"Her unfortunate mistake – her fatal mistake – was that she gave all of her love to this belligerent alcoholic," Assistant State's Attorney Robert Zalud said in a fiery closing argument.
"He put all of her love into his hands, into his fists, into his feet, and he killed her," Zalud said.
Signorile turns 45 on Saturday. He appeared calm as the verdict was read with his chin resting on his hand, as it had throughout the trial.
Mathieu and Signorile were living in Sun City Huntley when on March 18, 2012, medical crews found Mathieu unconscious and face down in vomit in the couple's bedroom. She died six days later after languishing in a coma at Sherman Hospital in Elgin.
The trial included three days of testimony from family and friends who said the couple's relationship became increasingly violent after she and Signorile lost a home in Carol Stream. The couple later moved to Huntley where Mathieu felt isolated without friends or family nearby, they said.
In video evidence – taken a month before Mathieu died and retrieved from Signorile's cellphone – jurors saw Signorile asking the woman how she got injured, saying "All those bruises are from alcohol, aren't they?"
"No, because you beat the (expletive) outta me," she responded.
Signorile previously pleaded guilty to an August 2011 battery involving Mathieu. He was ordered to undergo anger counseling.
In a picture on Signorile's phone taken about 6 a.m. March 18, 2012, Mathieu was face down on the floor and covered in a robe. It was the same position authorities previously testified that they found her in. Earlier evidence showed Signorile buying alcohol at a nearby grocery store at 7 a.m. that day. Paramedics were called about 4:30 p.m.
"He goes out and buys another handle of Skol … while Michelle's brain is bleeding," Zalud said.
Assistant Public Defender Rick Behof told jurors to dismiss the videos. They didn't show any physical assault between the pair, he said.
"The videos are nothing more than two hard-core drinkers in a dysfunctional relationship," Behof said.

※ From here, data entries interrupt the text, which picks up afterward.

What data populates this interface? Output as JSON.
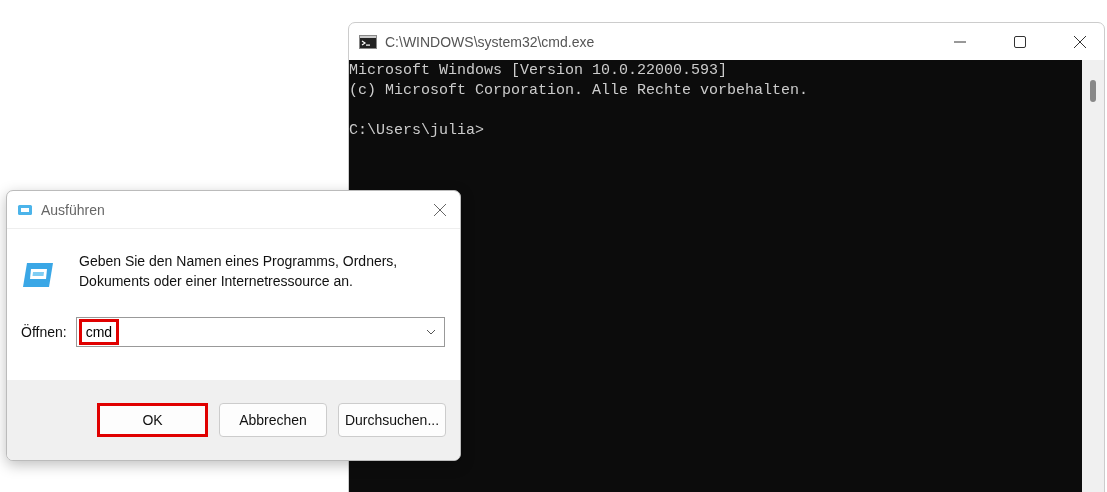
{
  "console_window": {
    "title": "C:\\WINDOWS\\system32\\cmd.exe",
    "output": [
      "Microsoft Windows [Version 10.0.22000.593]",
      "(c) Microsoft Corporation. Alle Rechte vorbehalten."
    ],
    "prompt": "C:\\Users\\julia>"
  },
  "run_dialog": {
    "title": "Ausführen",
    "description": "Geben Sie den Namen eines Programms, Ordners, Dokuments oder einer Internetressource an.",
    "open_field": {
      "label": "Öffnen:",
      "value": "cmd",
      "highlighted": true
    },
    "buttons": [
      {
        "label": "OK",
        "highlighted": true
      },
      {
        "label": "Abbrechen",
        "highlighted": false
      },
      {
        "label": "Durchsuchen...",
        "highlighted": false
      }
    ]
  }
}
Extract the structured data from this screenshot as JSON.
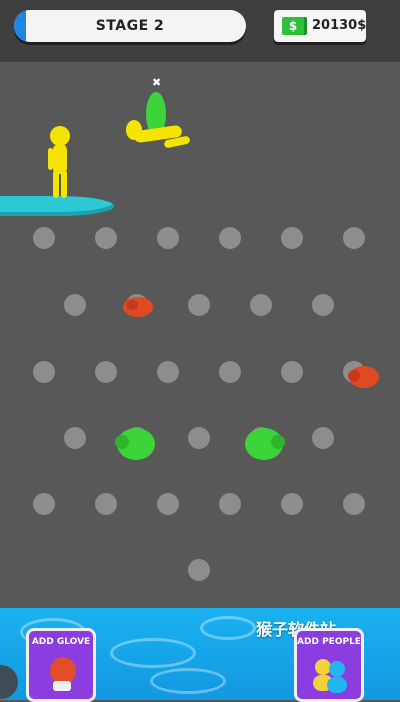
{
  "hud": {
    "stage_label": "STAGE 2",
    "stage_progress": 0.05,
    "money_icon": "dollar-bill-icon",
    "money_value": "20130$"
  },
  "buttons": {
    "add_glove": "ADD GLOVE",
    "add_people": "ADD PEOPLE"
  },
  "watermark": "猴子软件站",
  "colors": {
    "background": "#585858",
    "platform": "#2cc9d6",
    "green_glove": "#3dd43a",
    "red_glove": "#e04a22",
    "player": "#f5e400",
    "button": "#8b3de0"
  }
}
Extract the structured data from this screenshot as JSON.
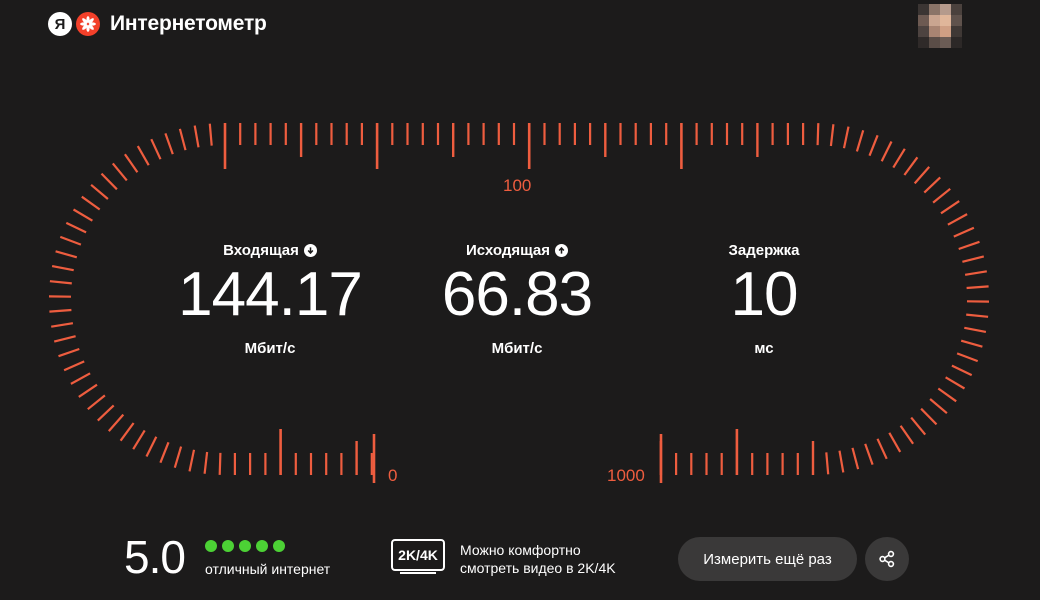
{
  "header": {
    "logo_letter": "Я",
    "title": "Интернетометр",
    "avatar_icon": "user-avatar-pixelated"
  },
  "gauge": {
    "accent_color": "#ee5d3f",
    "labels": {
      "top": "100",
      "bottom_left": "0",
      "bottom_right": "1000"
    }
  },
  "metrics": {
    "download": {
      "title": "Входящая",
      "value": "144.17",
      "unit": "Мбит/с",
      "icon": "arrow-down-icon"
    },
    "upload": {
      "title": "Исходящая",
      "value": "66.83",
      "unit": "Мбит/с",
      "icon": "arrow-up-icon"
    },
    "latency": {
      "title": "Задержка",
      "value": "10",
      "unit": "мс"
    }
  },
  "rating": {
    "score": "5.0",
    "stars_filled": 5,
    "stars_total": 5,
    "color": "#4cd135",
    "text": "отличный интернет"
  },
  "video": {
    "badge": "2K/4K",
    "line1": "Можно комфортно",
    "line2": "смотреть видео в 2K/4K"
  },
  "actions": {
    "remeasure_label": "Измерить ещё раз",
    "share_icon": "share-icon"
  }
}
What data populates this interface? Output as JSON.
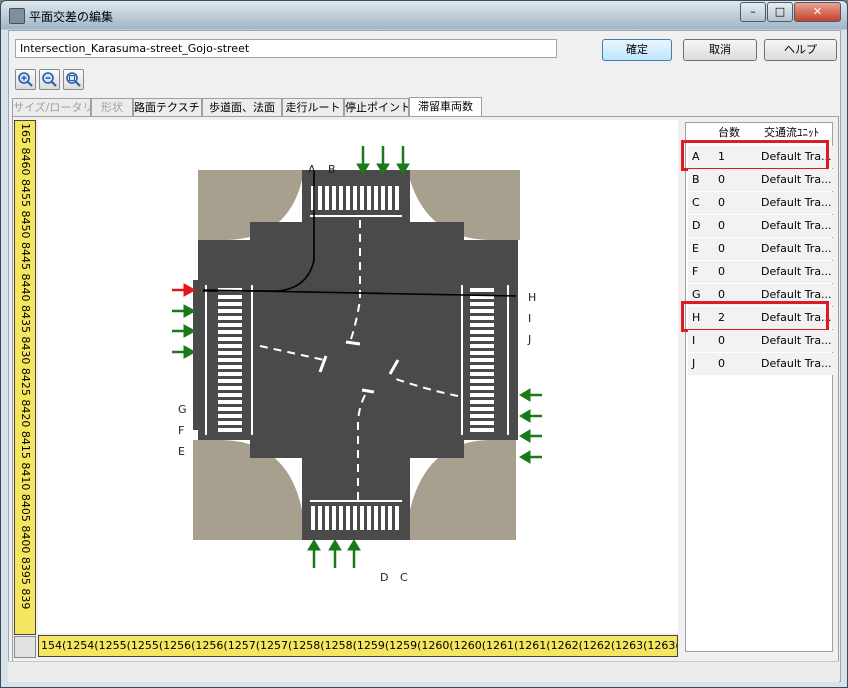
{
  "window": {
    "title": "平面交差の編集"
  },
  "controls": {
    "minimize": "–",
    "maximize": "□",
    "close": "✕"
  },
  "name_field": {
    "value": "Intersection_Karasuma-street_Gojo-street"
  },
  "buttons": {
    "ok": "確定",
    "cancel": "取消",
    "help": "ヘルプ"
  },
  "zoom_icons": [
    "zoom-in-icon",
    "zoom-out-icon",
    "zoom-fit-icon"
  ],
  "tabs": [
    {
      "label": "サイズ/ロータリー",
      "state": "disabled"
    },
    {
      "label": "形状",
      "state": "disabled"
    },
    {
      "label": "路面テクスチャ",
      "state": "normal"
    },
    {
      "label": "歩道面、法面",
      "state": "normal"
    },
    {
      "label": "走行ルート",
      "state": "normal"
    },
    {
      "label": "停止ポイント",
      "state": "normal"
    },
    {
      "label": "滞留車両数",
      "state": "active"
    }
  ],
  "ruler": {
    "vertical": "165 8460 8455 8450 8445 8440 8435 8430 8425 8420 8415 8410 8405 8400 8395 839",
    "horizontal": "154(1254(1255(1255(1256(1256(1257(1257(1258(1258(1259(1259(1260(1260(1261(1261(1262(1262(1263(1263("
  },
  "map": {
    "labels": {
      "A": "A",
      "B": "B",
      "C": "C",
      "D": "D",
      "E": "E",
      "F": "F",
      "G": "G",
      "H": "H",
      "I": "I",
      "J": "J"
    },
    "colors": {
      "road": "#4a4a4a",
      "sidewalk": "#a7a08f",
      "arrow_green": "#1a7a1a",
      "arrow_red": "#e01818"
    }
  },
  "table": {
    "headers": {
      "col1": "",
      "col2": "台数",
      "col3": "交通流ﾕﾆｯﾄ"
    },
    "rows": [
      {
        "id": "A",
        "count": "1",
        "unit": "Default Tra...",
        "highlight": true
      },
      {
        "id": "B",
        "count": "0",
        "unit": "Default Tra...",
        "highlight": false
      },
      {
        "id": "C",
        "count": "0",
        "unit": "Default Tra...",
        "highlight": false
      },
      {
        "id": "D",
        "count": "0",
        "unit": "Default Tra...",
        "highlight": false
      },
      {
        "id": "E",
        "count": "0",
        "unit": "Default Tra...",
        "highlight": false
      },
      {
        "id": "F",
        "count": "0",
        "unit": "Default Tra...",
        "highlight": false
      },
      {
        "id": "G",
        "count": "0",
        "unit": "Default Tra...",
        "highlight": false
      },
      {
        "id": "H",
        "count": "2",
        "unit": "Default Tra...",
        "highlight": true
      },
      {
        "id": "I",
        "count": "0",
        "unit": "Default Tra...",
        "highlight": false
      },
      {
        "id": "J",
        "count": "0",
        "unit": "Default Tra...",
        "highlight": false
      }
    ]
  }
}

Defense attorneys also argued that Mathieu was an alcoholic and prone to seizures and falls.
Behof conceded that Signorile made mistakes the day Mathieu was taken to the hospital. He never called for medical help, and instead called a friend in Carol Stream who in turn called 911. He never went into the hospital where Mathieu was being treated.
But that wasn't enough to convict him beyond a reasonable doubt, Behof argued in his closing argument.
"Robert is not on trial for being a bad boyfriend, he's not on trial for being an ass, but he is on trial for murder," Behof said.
Had Mathieu been beaten as severely as the state alleged, Behof said, Signorile would have had bruises or swelling on his hands – but he did not.
Signorile will be sentenced Jan. 24 by McHenry County Judge Sharon Prather, who presided over the trial. He faces between 20 and 60 years in prison.